▶ [Exercise details]: Every line of the material is to be set down again without any change.

▶ [Material for this exercise]:
== Segment start ==

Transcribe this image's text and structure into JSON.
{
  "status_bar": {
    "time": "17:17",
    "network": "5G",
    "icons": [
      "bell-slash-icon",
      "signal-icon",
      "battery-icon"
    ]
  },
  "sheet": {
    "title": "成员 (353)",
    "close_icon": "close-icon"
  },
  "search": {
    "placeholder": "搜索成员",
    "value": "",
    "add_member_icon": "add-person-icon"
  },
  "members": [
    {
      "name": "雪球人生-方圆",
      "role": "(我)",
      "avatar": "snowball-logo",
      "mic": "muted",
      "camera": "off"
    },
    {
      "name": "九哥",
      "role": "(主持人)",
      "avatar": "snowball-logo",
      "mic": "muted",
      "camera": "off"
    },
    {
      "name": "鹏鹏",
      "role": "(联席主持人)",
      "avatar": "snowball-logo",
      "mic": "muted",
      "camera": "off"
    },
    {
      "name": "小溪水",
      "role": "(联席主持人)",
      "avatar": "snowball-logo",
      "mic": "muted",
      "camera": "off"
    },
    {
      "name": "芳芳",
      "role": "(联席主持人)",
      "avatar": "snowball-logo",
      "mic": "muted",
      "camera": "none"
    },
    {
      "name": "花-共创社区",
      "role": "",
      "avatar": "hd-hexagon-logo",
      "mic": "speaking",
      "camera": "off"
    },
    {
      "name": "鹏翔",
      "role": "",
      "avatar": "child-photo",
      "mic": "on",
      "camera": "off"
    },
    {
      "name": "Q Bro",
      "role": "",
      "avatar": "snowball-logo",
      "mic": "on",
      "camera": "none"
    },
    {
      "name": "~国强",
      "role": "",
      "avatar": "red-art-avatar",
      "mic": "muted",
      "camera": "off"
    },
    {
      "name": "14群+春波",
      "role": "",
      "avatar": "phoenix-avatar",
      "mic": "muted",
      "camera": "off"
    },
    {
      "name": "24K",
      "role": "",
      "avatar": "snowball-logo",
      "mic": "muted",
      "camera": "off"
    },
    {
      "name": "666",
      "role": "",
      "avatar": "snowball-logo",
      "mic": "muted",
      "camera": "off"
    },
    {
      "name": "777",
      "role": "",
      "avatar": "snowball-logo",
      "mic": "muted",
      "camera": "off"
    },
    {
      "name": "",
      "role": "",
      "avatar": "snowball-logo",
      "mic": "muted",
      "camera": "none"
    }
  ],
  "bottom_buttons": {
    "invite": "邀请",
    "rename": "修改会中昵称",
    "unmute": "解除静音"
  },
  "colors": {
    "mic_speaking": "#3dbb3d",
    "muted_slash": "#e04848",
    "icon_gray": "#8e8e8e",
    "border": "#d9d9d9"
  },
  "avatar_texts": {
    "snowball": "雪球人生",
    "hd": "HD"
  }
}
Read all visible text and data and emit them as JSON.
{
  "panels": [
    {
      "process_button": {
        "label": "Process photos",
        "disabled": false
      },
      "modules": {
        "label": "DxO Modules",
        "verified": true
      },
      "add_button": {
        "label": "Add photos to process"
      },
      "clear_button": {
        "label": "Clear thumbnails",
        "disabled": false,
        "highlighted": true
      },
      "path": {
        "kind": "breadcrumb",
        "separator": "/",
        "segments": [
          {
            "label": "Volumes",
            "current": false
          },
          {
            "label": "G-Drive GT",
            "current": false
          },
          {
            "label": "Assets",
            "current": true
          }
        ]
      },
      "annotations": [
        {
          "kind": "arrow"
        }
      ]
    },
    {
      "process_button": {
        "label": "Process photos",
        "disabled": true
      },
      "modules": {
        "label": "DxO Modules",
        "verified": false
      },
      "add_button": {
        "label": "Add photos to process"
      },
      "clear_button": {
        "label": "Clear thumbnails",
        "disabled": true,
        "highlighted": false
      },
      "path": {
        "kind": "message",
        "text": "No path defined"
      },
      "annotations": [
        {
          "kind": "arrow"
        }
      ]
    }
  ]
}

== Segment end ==

▶ [Solution to this exercise]:
Transcribe this image's text and structure into JSON.
{
  "status_bar": {
    "time": "17:17",
    "network": "5G",
    "icons": [
      "bell-slash-icon",
      "signal-icon",
      "battery-icon"
    ]
  },
  "sheet": {
    "title": "成员 (353)",
    "close_icon": "close-icon"
  },
  "search": {
    "placeholder": "搜索成员",
    "value": "",
    "add_member_icon": "add-person-icon"
  },
  "members": [
    {
      "name": "雪球人生-方圆",
      "role": "(我)",
      "avatar": "snowball-logo",
      "mic": "muted",
      "camera": "off"
    },
    {
      "name": "九哥",
      "role": "(主持人)",
      "avatar": "snowball-logo",
      "mic": "muted",
      "camera": "off"
    },
    {
      "name": "鹏鹏",
      "role": "(联席主持人)",
      "avatar": "snowball-logo",
      "mic": "muted",
      "camera": "off"
    },
    {
      "name": "小溪水",
      "role": "(联席主持人)",
      "avatar": "snowball-logo",
      "mic": "muted",
      "camera": "off"
    },
    {
      "name": "芳芳",
      "role": "(联席主持人)",
      "avatar": "snowball-logo",
      "mic": "muted",
      "camera": "none"
    },
    {
      "name": "花-共创社区",
      "role": "",
      "avatar": "hd-hexagon-logo",
      "mic": "speaking",
      "camera": "off"
    },
    {
      "name": "鹏翔",
      "role": "",
      "avatar": "child-photo",
      "mic": "on",
      "camera": "off"
    },
    {
      "name": "Q Bro",
      "role": "",
      "avatar": "snowball-logo",
      "mic": "on",
      "camera": "none"
    },
    {
      "name": "~国强",
      "role": "",
      "avatar": "red-art-avatar",
      "mic": "muted",
      "camera": "off"
    },
    {
      "name": "14群+春波",
      "role": "",
      "avatar": "phoenix-avatar",
      "mic": "muted",
      "camera": "off"
    },
    {
      "name": "24K",
      "role": "",
      "avatar": "snowball-logo",
      "mic": "muted",
      "camera": "off"
    },
    {
      "name": "666",
      "role": "",
      "avatar": "snowball-logo",
      "mic": "muted",
      "camera": "off"
    },
    {
      "name": "777",
      "role": "",
      "avatar": "snowball-logo",
      "mic": "muted",
      "camera": "off"
    },
    {
      "name": "",
      "role": "",
      "avatar": "snowball-logo",
      "mic": "muted",
      "camera": "none"
    }
  ],
  "bottom_buttons": {
    "invite": "邀请",
    "rename": "修改会中昵称",
    "unmute": "解除静音"
  },
  "colors": {
    "mic_speaking": "#3dbb3d",
    "muted_slash": "#e04848",
    "icon_gray": "#8e8e8e",
    "border": "#d9d9d9"
  },
  "avatar_texts": {
    "snowball": "雪球人生",
    "hd": "HD"
  }
}
Read all visible text and data and emit them as JSON.
{
  "panels": [
    {
      "process_button": {
        "label": "Process photos",
        "disabled": false
      },
      "modules": {
        "label": "DxO Modules",
        "verified": true
      },
      "add_button": {
        "label": "Add photos to process"
      },
      "clear_button": {
        "label": "Clear thumbnails",
        "disabled": false,
        "highlighted": true
      },
      "path": {
        "kind": "breadcrumb",
        "separator": "/",
        "segments": [
          {
            "label": "Volumes",
            "current": false
          },
          {
            "label": "G-Drive GT",
            "current": false
          },
          {
            "label": "Assets",
            "current": true
          }
        ]
      },
      "annotations": [
        {
          "kind": "arrow"
        }
      ]
    },
    {
      "process_button": {
        "label": "Process photos",
        "disabled": true
      },
      "modules": {
        "label": "DxO Modules",
        "verified": false
      },
      "add_button": {
        "label": "Add photos to process"
      },
      "clear_button": {
        "label": "Clear thumbnails",
        "disabled": true,
        "highlighted": false
      },
      "path": {
        "kind": "message",
        "text": "No path defined"
      },
      "annotations": [
        {
          "kind": "arrow"
        }
      ]
    }
  ]
}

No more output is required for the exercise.